Hydrobiologia

, Volume 100, Issue 1, pp 153–168

Method for biological quality assessment of watercourses in Belgium

  • Niels De Pauw
  • Gerard Vanhooren
Article

DOI: 10.1007/BF00027428

Cite this article as:
De Pauw, N. & Vanhooren, G. Hydrobiologia (1983) 100: 153. doi:10.1007/BF00027428

Abstract

A description is given of the method generally used in Belgium to assess the quality of running water. It involves the determination of a biotic index with scores between 0 and 10, based on samples of the aquatic macro-invertebrate community collected in situ, using a handnet.

The Belgium method combines the advantages of two existing biological assessment methods worked out by Woodiwiss (1964) for the Trent River Board in the U.K., and by Tuffery & Verneaux (1968) for the Department of Fisheries and Pisciculture in France.

Its major advantages are its simplicity, speed, reliability, low cost, and practical utility. Its limitations and difficulaties as well as the needs for further research are briefly discussed.

The method, called the Belgian Biotic Index Method, is applicable to various types of watercourses and has recently been proposed to the Belgian Institute for Normalisation for approval as a standard method.

For several years, the Belgian government has based its strategy towards surface water sanitation on water quality maps, visualizing the biotic indices obtained by the biological assessment method. As such, Belgium is advancing the recommendations for biological water quality monitoring being worked out by the Environmental and Consumer Protection Service of the Commission of the European Communities.

Keywords

methodbiological quality assessmentwatercoursesbiotic indexmacro-invertebrates

Copyright information

© Dr W. Junk Publishers 1983

Authors and Affiliations
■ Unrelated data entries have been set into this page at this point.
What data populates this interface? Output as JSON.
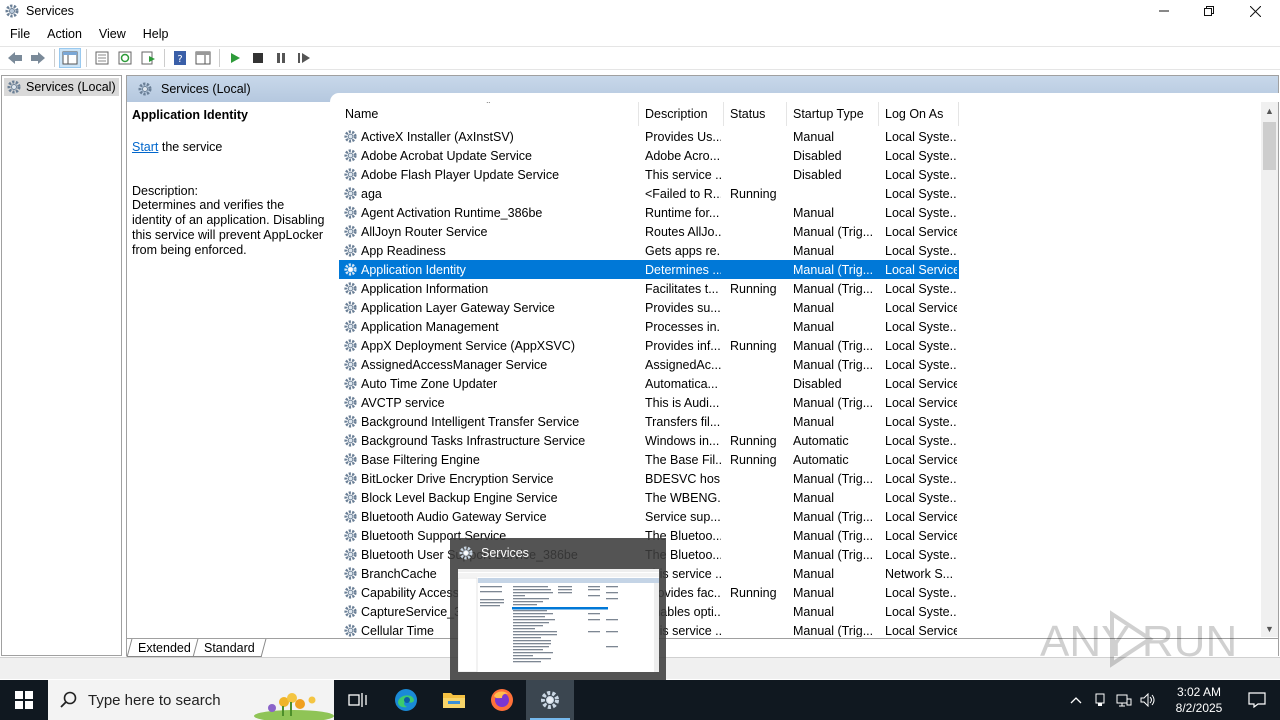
{
  "window": {
    "title": "Services"
  },
  "menu": [
    "File",
    "Action",
    "View",
    "Help"
  ],
  "tree": {
    "root": "Services (Local)"
  },
  "pane": {
    "header": "Services (Local)"
  },
  "detail": {
    "title": "Application Identity",
    "start_link": "Start",
    "start_suffix": " the service",
    "description_label": "Description:",
    "description": "Determines and verifies the identity of an application. Disabling this service will prevent AppLocker from being enforced."
  },
  "columns": [
    "Name",
    "Description",
    "Status",
    "Startup Type",
    "Log On As"
  ],
  "services": [
    {
      "name": "ActiveX Installer (AxInstSV)",
      "desc": "Provides Us...",
      "status": "",
      "startup": "Manual",
      "logon": "Local Syste..."
    },
    {
      "name": "Adobe Acrobat Update Service",
      "desc": "Adobe Acro...",
      "status": "",
      "startup": "Disabled",
      "logon": "Local Syste..."
    },
    {
      "name": "Adobe Flash Player Update Service",
      "desc": "This service ...",
      "status": "",
      "startup": "Disabled",
      "logon": "Local Syste..."
    },
    {
      "name": "aga",
      "desc": "<Failed to R...",
      "status": "Running",
      "startup": "",
      "logon": "Local Syste..."
    },
    {
      "name": "Agent Activation Runtime_386be",
      "desc": "Runtime for...",
      "status": "",
      "startup": "Manual",
      "logon": "Local Syste..."
    },
    {
      "name": "AllJoyn Router Service",
      "desc": "Routes AllJo...",
      "status": "",
      "startup": "Manual (Trig...",
      "logon": "Local Service"
    },
    {
      "name": "App Readiness",
      "desc": "Gets apps re...",
      "status": "",
      "startup": "Manual",
      "logon": "Local Syste..."
    },
    {
      "name": "Application Identity",
      "desc": "Determines ...",
      "status": "",
      "startup": "Manual (Trig...",
      "logon": "Local Service",
      "selected": true
    },
    {
      "name": "Application Information",
      "desc": "Facilitates t...",
      "status": "Running",
      "startup": "Manual (Trig...",
      "logon": "Local Syste..."
    },
    {
      "name": "Application Layer Gateway Service",
      "desc": "Provides su...",
      "status": "",
      "startup": "Manual",
      "logon": "Local Service"
    },
    {
      "name": "Application Management",
      "desc": "Processes in...",
      "status": "",
      "startup": "Manual",
      "logon": "Local Syste..."
    },
    {
      "name": "AppX Deployment Service (AppXSVC)",
      "desc": "Provides inf...",
      "status": "Running",
      "startup": "Manual (Trig...",
      "logon": "Local Syste..."
    },
    {
      "name": "AssignedAccessManager Service",
      "desc": "AssignedAc...",
      "status": "",
      "startup": "Manual (Trig...",
      "logon": "Local Syste..."
    },
    {
      "name": "Auto Time Zone Updater",
      "desc": "Automatica...",
      "status": "",
      "startup": "Disabled",
      "logon": "Local Service"
    },
    {
      "name": "AVCTP service",
      "desc": "This is Audi...",
      "status": "",
      "startup": "Manual (Trig...",
      "logon": "Local Service"
    },
    {
      "name": "Background Intelligent Transfer Service",
      "desc": "Transfers fil...",
      "status": "",
      "startup": "Manual",
      "logon": "Local Syste..."
    },
    {
      "name": "Background Tasks Infrastructure Service",
      "desc": "Windows in...",
      "status": "Running",
      "startup": "Automatic",
      "logon": "Local Syste..."
    },
    {
      "name": "Base Filtering Engine",
      "desc": "The Base Fil...",
      "status": "Running",
      "startup": "Automatic",
      "logon": "Local Service"
    },
    {
      "name": "BitLocker Drive Encryption Service",
      "desc": "BDESVC hos...",
      "status": "",
      "startup": "Manual (Trig...",
      "logon": "Local Syste..."
    },
    {
      "name": "Block Level Backup Engine Service",
      "desc": "The WBENG...",
      "status": "",
      "startup": "Manual",
      "logon": "Local Syste..."
    },
    {
      "name": "Bluetooth Audio Gateway Service",
      "desc": "Service sup...",
      "status": "",
      "startup": "Manual (Trig...",
      "logon": "Local Service"
    },
    {
      "name": "Bluetooth Support Service",
      "desc": "The Bluetoo...",
      "status": "",
      "startup": "Manual (Trig...",
      "logon": "Local Service"
    },
    {
      "name": "Bluetooth User Support Service_386be",
      "desc": "The Bluetoo...",
      "status": "",
      "startup": "Manual (Trig...",
      "logon": "Local Syste..."
    },
    {
      "name": "BranchCache",
      "desc": "This service ...",
      "status": "",
      "startup": "Manual",
      "logon": "Network S..."
    },
    {
      "name": "Capability Access Manager Service",
      "desc": "Provides fac...",
      "status": "Running",
      "startup": "Manual",
      "logon": "Local Syste..."
    },
    {
      "name": "CaptureService_386be",
      "desc": "Enables opti...",
      "status": "",
      "startup": "Manual",
      "logon": "Local Syste..."
    },
    {
      "name": "Cellular Time",
      "desc": "This service ...",
      "status": "",
      "startup": "Manual (Trig...",
      "logon": "Local Service"
    }
  ],
  "tabs": [
    "Extended",
    "Standard"
  ],
  "thumbnail": {
    "title": "Services"
  },
  "taskbar": {
    "search_placeholder": "Type here to search",
    "time": "3:02 AM",
    "date": "8/2/2025"
  },
  "watermark": "ANY RUN",
  "colors": {
    "selection": "#0078d7",
    "taskbar": "#101820",
    "link": "#0066cc"
  },
  "icons": [
    "gear-icon",
    "back-icon",
    "forward-icon",
    "play-icon",
    "stop-icon",
    "pause-icon",
    "resume-icon",
    "windows-logo-icon",
    "search-icon",
    "task-view-icon",
    "edge-icon",
    "file-explorer-icon",
    "firefox-icon"
  ]
}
  • Niels De Pauw
    • 1
  • Gerard Vanhooren
    • 2
  1. 1.Laboratory for Biological Research in Aquatic PollutionState University of GhentGhentBelgium
  2. 2.Department of Environment, Section WaterInstitute for Hygiene and EpidemiologyBrusselsBelgium